* REQUIRED WORK *
Restate all entries word for word, minus pictures.

* DATA FOR THE TASK *
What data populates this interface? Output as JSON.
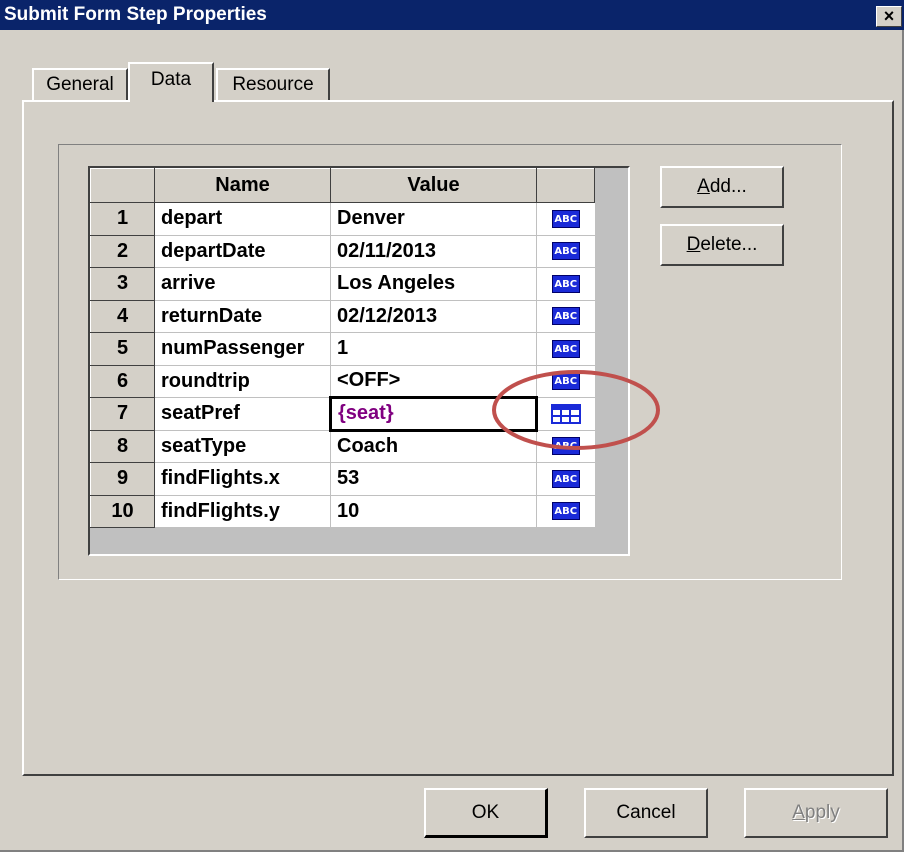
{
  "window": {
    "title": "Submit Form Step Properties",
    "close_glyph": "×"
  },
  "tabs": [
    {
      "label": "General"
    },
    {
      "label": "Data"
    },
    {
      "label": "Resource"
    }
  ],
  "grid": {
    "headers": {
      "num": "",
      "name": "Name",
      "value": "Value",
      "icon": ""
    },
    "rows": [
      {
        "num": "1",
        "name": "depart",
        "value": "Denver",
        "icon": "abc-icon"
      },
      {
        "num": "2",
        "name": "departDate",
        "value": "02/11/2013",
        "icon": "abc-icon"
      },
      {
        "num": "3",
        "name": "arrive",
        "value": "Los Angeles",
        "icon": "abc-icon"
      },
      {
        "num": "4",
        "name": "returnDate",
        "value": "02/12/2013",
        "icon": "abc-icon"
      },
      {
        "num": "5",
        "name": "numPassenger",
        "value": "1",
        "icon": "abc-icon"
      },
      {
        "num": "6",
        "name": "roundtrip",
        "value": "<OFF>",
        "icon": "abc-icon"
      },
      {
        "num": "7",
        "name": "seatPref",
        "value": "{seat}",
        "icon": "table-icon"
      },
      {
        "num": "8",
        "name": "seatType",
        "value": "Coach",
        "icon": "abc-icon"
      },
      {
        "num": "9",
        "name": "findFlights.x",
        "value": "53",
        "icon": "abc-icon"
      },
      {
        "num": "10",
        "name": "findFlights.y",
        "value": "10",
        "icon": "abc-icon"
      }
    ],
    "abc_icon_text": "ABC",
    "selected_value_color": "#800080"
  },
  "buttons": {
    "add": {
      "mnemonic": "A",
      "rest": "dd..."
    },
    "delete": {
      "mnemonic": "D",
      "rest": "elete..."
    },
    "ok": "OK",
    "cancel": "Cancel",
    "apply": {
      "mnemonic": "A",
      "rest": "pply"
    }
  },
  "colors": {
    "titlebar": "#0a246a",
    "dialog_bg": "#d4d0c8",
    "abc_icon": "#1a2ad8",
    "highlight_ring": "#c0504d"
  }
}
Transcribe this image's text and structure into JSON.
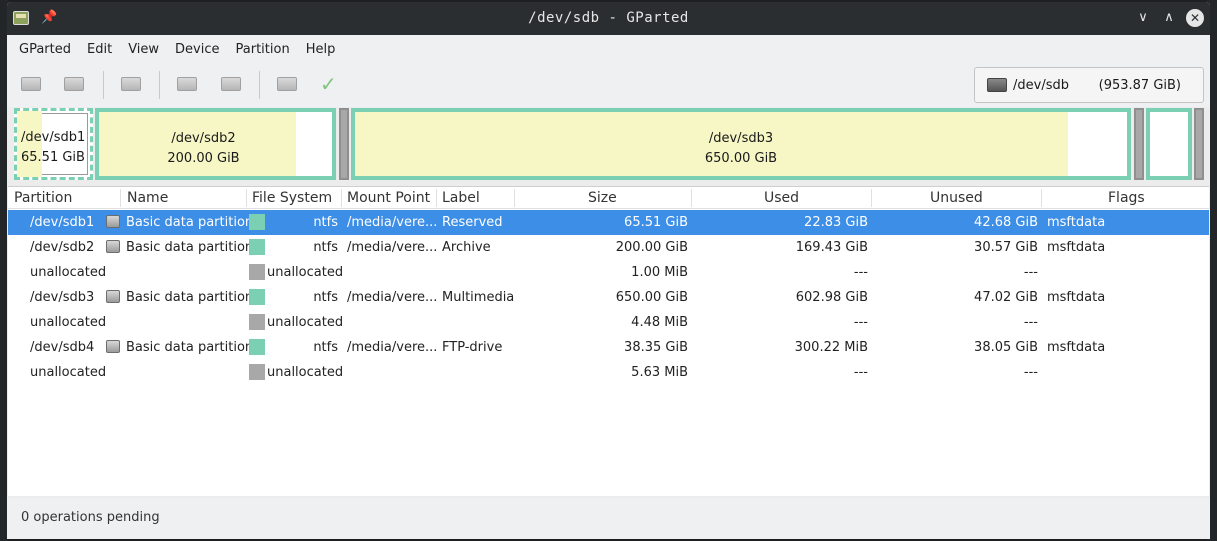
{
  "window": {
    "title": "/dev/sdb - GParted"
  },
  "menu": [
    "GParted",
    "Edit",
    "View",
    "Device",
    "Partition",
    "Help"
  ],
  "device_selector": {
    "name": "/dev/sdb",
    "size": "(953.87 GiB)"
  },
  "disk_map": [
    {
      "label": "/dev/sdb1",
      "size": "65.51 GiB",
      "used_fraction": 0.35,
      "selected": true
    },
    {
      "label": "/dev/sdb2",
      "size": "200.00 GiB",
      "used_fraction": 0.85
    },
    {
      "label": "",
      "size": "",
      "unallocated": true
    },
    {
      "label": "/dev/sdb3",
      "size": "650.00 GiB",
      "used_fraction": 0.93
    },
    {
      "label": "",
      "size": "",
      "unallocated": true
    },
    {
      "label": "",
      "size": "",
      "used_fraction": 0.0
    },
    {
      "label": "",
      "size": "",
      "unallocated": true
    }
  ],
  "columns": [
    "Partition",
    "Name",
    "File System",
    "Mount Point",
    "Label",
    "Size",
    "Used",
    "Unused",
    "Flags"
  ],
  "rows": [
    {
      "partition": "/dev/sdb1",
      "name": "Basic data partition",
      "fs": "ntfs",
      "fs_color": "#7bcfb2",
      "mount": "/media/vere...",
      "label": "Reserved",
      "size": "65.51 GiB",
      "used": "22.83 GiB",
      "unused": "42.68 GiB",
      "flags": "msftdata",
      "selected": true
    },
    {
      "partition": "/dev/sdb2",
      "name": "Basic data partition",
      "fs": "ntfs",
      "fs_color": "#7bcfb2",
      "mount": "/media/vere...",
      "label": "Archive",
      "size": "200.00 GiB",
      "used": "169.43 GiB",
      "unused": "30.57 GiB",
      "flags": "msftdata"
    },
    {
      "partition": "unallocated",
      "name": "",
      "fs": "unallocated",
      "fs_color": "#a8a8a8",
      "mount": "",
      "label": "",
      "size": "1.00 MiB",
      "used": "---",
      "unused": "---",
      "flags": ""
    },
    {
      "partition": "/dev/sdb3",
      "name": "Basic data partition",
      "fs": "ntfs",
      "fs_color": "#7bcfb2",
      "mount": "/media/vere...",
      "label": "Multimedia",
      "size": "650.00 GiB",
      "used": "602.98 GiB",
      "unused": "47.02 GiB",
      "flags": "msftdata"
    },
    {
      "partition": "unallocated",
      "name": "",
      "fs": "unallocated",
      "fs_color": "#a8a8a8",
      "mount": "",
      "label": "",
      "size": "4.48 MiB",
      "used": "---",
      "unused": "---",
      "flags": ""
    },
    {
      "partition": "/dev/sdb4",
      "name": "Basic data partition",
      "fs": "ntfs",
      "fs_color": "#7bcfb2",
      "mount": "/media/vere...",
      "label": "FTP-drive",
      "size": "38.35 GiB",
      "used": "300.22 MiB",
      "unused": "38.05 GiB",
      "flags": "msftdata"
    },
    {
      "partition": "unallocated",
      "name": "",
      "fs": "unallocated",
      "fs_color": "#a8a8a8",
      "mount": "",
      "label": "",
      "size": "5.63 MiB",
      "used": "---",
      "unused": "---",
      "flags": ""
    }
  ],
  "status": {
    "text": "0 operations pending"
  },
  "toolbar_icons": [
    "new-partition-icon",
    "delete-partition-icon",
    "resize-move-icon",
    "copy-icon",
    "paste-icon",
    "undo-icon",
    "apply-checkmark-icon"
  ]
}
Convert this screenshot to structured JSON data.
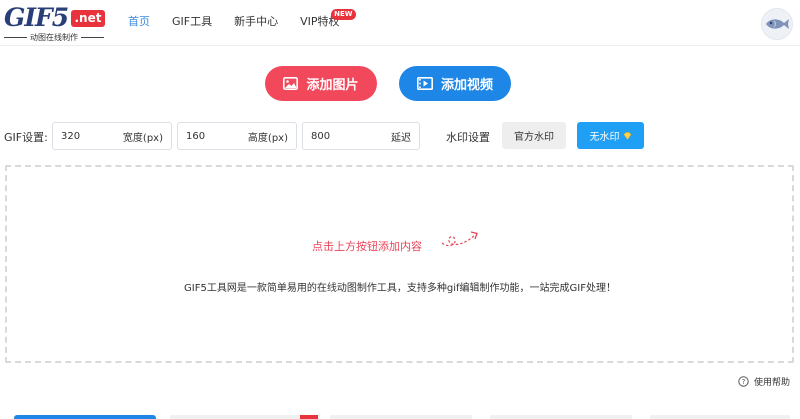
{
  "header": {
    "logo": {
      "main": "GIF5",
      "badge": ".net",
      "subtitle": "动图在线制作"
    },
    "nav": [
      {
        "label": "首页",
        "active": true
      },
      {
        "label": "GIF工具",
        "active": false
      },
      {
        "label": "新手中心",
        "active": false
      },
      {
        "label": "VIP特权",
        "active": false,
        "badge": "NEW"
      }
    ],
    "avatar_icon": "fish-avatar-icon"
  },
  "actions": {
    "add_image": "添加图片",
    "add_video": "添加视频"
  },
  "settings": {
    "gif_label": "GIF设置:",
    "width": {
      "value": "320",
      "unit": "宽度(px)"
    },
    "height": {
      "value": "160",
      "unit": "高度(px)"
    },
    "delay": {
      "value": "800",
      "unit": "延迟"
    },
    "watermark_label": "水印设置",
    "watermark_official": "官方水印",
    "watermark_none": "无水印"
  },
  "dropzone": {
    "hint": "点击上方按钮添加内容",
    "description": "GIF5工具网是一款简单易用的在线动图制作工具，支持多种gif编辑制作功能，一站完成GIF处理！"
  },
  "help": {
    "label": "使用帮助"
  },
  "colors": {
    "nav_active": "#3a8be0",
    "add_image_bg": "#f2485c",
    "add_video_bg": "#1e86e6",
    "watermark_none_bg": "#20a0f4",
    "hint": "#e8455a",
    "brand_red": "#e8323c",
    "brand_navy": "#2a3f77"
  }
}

* SOLUTION TO THE PROBLEM *
What data populates this interface? Output as JSON.
{
  "window": {
    "title": "Submit Form Step Properties",
    "close_glyph": "×"
  },
  "tabs": [
    {
      "label": "General"
    },
    {
      "label": "Data"
    },
    {
      "label": "Resource"
    }
  ],
  "grid": {
    "headers": {
      "num": "",
      "name": "Name",
      "value": "Value",
      "icon": ""
    },
    "rows": [
      {
        "num": "1",
        "name": "depart",
        "value": "Denver",
        "icon": "abc-icon"
      },
      {
        "num": "2",
        "name": "departDate",
        "value": "02/11/2013",
        "icon": "abc-icon"
      },
      {
        "num": "3",
        "name": "arrive",
        "value": "Los Angeles",
        "icon": "abc-icon"
      },
      {
        "num": "4",
        "name": "returnDate",
        "value": "02/12/2013",
        "icon": "abc-icon"
      },
      {
        "num": "5",
        "name": "numPassenger",
        "value": "1",
        "icon": "abc-icon"
      },
      {
        "num": "6",
        "name": "roundtrip",
        "value": "<OFF>",
        "icon": "abc-icon"
      },
      {
        "num": "7",
        "name": "seatPref",
        "value": "{seat}",
        "icon": "table-icon"
      },
      {
        "num": "8",
        "name": "seatType",
        "value": "Coach",
        "icon": "abc-icon"
      },
      {
        "num": "9",
        "name": "findFlights.x",
        "value": "53",
        "icon": "abc-icon"
      },
      {
        "num": "10",
        "name": "findFlights.y",
        "value": "10",
        "icon": "abc-icon"
      }
    ],
    "abc_icon_text": "ABC",
    "selected_value_color": "#800080"
  },
  "buttons": {
    "add": {
      "mnemonic": "A",
      "rest": "dd..."
    },
    "delete": {
      "mnemonic": "D",
      "rest": "elete..."
    },
    "ok": "OK",
    "cancel": "Cancel",
    "apply": {
      "mnemonic": "A",
      "rest": "pply"
    }
  },
  "colors": {
    "titlebar": "#0a246a",
    "dialog_bg": "#d4d0c8",
    "abc_icon": "#1a2ad8",
    "highlight_ring": "#c0504d"
  }
}
Transcribe this image's text and structure into JSON.
{
  "window": {
    "title": "/dev/sdb - GParted"
  },
  "menu": [
    "GParted",
    "Edit",
    "View",
    "Device",
    "Partition",
    "Help"
  ],
  "device_selector": {
    "name": "/dev/sdb",
    "size": "(953.87 GiB)"
  },
  "disk_map": [
    {
      "label": "/dev/sdb1",
      "size": "65.51 GiB",
      "used_fraction": 0.35,
      "selected": true
    },
    {
      "label": "/dev/sdb2",
      "size": "200.00 GiB",
      "used_fraction": 0.85
    },
    {
      "label": "",
      "size": "",
      "unallocated": true
    },
    {
      "label": "/dev/sdb3",
      "size": "650.00 GiB",
      "used_fraction": 0.93
    },
    {
      "label": "",
      "size": "",
      "unallocated": true
    },
    {
      "label": "",
      "size": "",
      "used_fraction": 0.0
    },
    {
      "label": "",
      "size": "",
      "unallocated": true
    }
  ],
  "columns": [
    "Partition",
    "Name",
    "File System",
    "Mount Point",
    "Label",
    "Size",
    "Used",
    "Unused",
    "Flags"
  ],
  "rows": [
    {
      "partition": "/dev/sdb1",
      "name": "Basic data partition",
      "fs": "ntfs",
      "fs_color": "#7bcfb2",
      "mount": "/media/vere...",
      "label": "Reserved",
      "size": "65.51 GiB",
      "used": "22.83 GiB",
      "unused": "42.68 GiB",
      "flags": "msftdata",
      "selected": true
    },
    {
      "partition": "/dev/sdb2",
      "name": "Basic data partition",
      "fs": "ntfs",
      "fs_color": "#7bcfb2",
      "mount": "/media/vere...",
      "label": "Archive",
      "size": "200.00 GiB",
      "used": "169.43 GiB",
      "unused": "30.57 GiB",
      "flags": "msftdata"
    },
    {
      "partition": "unallocated",
      "name": "",
      "fs": "unallocated",
      "fs_color": "#a8a8a8",
      "mount": "",
      "label": "",
      "size": "1.00 MiB",
      "used": "---",
      "unused": "---",
      "flags": ""
    },
    {
      "partition": "/dev/sdb3",
      "name": "Basic data partition",
      "fs": "ntfs",
      "fs_color": "#7bcfb2",
      "mount": "/media/vere...",
      "label": "Multimedia",
      "size": "650.00 GiB",
      "used": "602.98 GiB",
      "unused": "47.02 GiB",
      "flags": "msftdata"
    },
    {
      "partition": "unallocated",
      "name": "",
      "fs": "unallocated",
      "fs_color": "#a8a8a8",
      "mount": "",
      "label": "",
      "size": "4.48 MiB",
      "used": "---",
      "unused": "---",
      "flags": ""
    },
    {
      "partition": "/dev/sdb4",
      "name": "Basic data partition",
      "fs": "ntfs",
      "fs_color": "#7bcfb2",
      "mount": "/media/vere...",
      "label": "FTP-drive",
      "size": "38.35 GiB",
      "used": "300.22 MiB",
      "unused": "38.05 GiB",
      "flags": "msftdata"
    },
    {
      "partition": "unallocated",
      "name": "",
      "fs": "unallocated",
      "fs_color": "#a8a8a8",
      "mount": "",
      "label": "",
      "size": "5.63 MiB",
      "used": "---",
      "unused": "---",
      "flags": ""
    }
  ],
  "status": {
    "text": "0 operations pending"
  },
  "toolbar_icons": [
    "new-partition-icon",
    "delete-partition-icon",
    "resize-move-icon",
    "copy-icon",
    "paste-icon",
    "undo-icon",
    "apply-checkmark-icon"
  ]
}
Convert this screenshot to structured JSON data.
{
  "header": {
    "logo": {
      "main": "GIF5",
      "badge": ".net",
      "subtitle": "动图在线制作"
    },
    "nav": [
      {
        "label": "首页",
        "active": true
      },
      {
        "label": "GIF工具",
        "active": false
      },
      {
        "label": "新手中心",
        "active": false
      },
      {
        "label": "VIP特权",
        "active": false,
        "badge": "NEW"
      }
    ],
    "avatar_icon": "fish-avatar-icon"
  },
  "actions": {
    "add_image": "添加图片",
    "add_video": "添加视频"
  },
  "settings": {
    "gif_label": "GIF设置:",
    "width": {
      "value": "320",
      "unit": "宽度(px)"
    },
    "height": {
      "value": "160",
      "unit": "高度(px)"
    },
    "delay": {
      "value": "800",
      "unit": "延迟"
    },
    "watermark_label": "水印设置",
    "watermark_official": "官方水印",
    "watermark_none": "无水印"
  },
  "dropzone": {
    "hint": "点击上方按钮添加内容",
    "description": "GIF5工具网是一款简单易用的在线动图制作工具，支持多种gif编辑制作功能，一站完成GIF处理！"
  },
  "help": {
    "label": "使用帮助"
  },
  "colors": {
    "nav_active": "#3a8be0",
    "add_image_bg": "#f2485c",
    "add_video_bg": "#1e86e6",
    "watermark_none_bg": "#20a0f4",
    "hint": "#e8455a",
    "brand_red": "#e8323c",
    "brand_navy": "#2a3f77"
  }
}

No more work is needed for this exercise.